Smartphones. Smart homes. Smart cars. As the world gets smarter with new innovations and technologies, life becomes easier for humans. For those who are old enough to remember the hit 1980s TV show "Knight Rider," KITT, the car that talks back to its driver and smart enough to drive on its own, was the coolest. On Tuesday, a startup company in Cambridge, Massachusetts launched the Copenhagen Wheel. The product may not be as high-tech as the talking car but it turns an ordinary bike into a smart bike and is amazing enough to have the tech world buzzing.
Superpedestrian, the company behind the $700-wheel, collaborated with the SENSEable City Lab of the Massachusetts Institute of Technology (MIT) to develop the product. The company also received funding of $2.1 million from Tumblr founder David Karp and Spark Capital in October. Superpedestrian is helmed by Assaf Biderman who first worked with the city of Copenhagen that gave birth to the idea of the intuitive wheel.
The 12-pound Copenhagen Wheel is basically a rear wheel that can be installed on any ordinary bicycle. The smart wheel turns the bike into a hybrid vehicle as it relies on batteries to help riders go as fast as 30 miles an hour or assist when the biker is negotiating an uphill. It can detect if the rider is exerting more effort to the pedals so it will give the bike an extra push.

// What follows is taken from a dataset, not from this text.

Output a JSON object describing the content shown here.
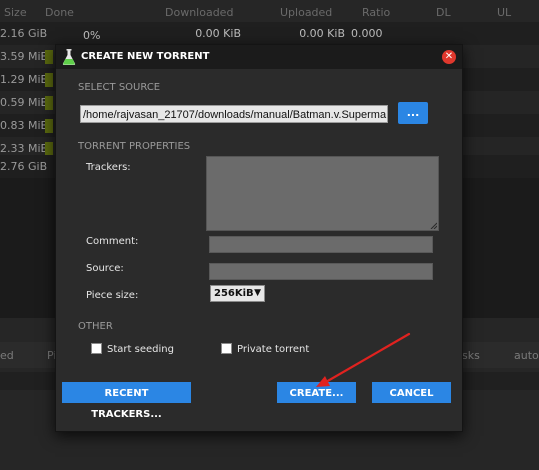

The Copenhagen Wheel is pretty much like a Toyota Prius, only better. It easily snaps to replace the rear wheel of a bike and seamlessly help in operating the two-wheel ride with its 250W electric motor. On a single charge, the battery can help run the bike to as far as 30 miles. The slick contraption can lock the bike when the rider unmounts and unlocks the ride when the biker returns. It also makes use of regenerative braking, which captures energy to store in its battery pack while pressing on the brakes or when going downhill.
When connected to a smartphone, a rider can customize the settings of the Copenhagen Wheel. Using a mobile app, it can help an individual monitor vital numbers when biking such as distance travelled, elevation gain, and calories burned.
"Can we make bikes a competitive alternative to cars, buses and subways for people who live in or commute to work in cities? That is our mission. For the millions of city residents who are tired of sitting in traffic jams or long waits for the bus or train, the Copenhagen Wheel provides an easier, more environmentally friendly way to get around using the bike that's already sitting in their garage or front hall," said Superpedestrian founder and associate director of the MIT SENSEable City Laboratory Assaf Biderman in a press statement.
Biderman sees a lot of potential in Copenhagen Wheel. "The market for electronic bikes is $2.5 billion to $3.5 billion and it has been growing for the last seven years. While the market is established in northern Europe, it is untapped in the U.S. and southern Europe," Biderman told Forbes in an interview.
Shipment of the Copenhagen Wheel starts early 2014.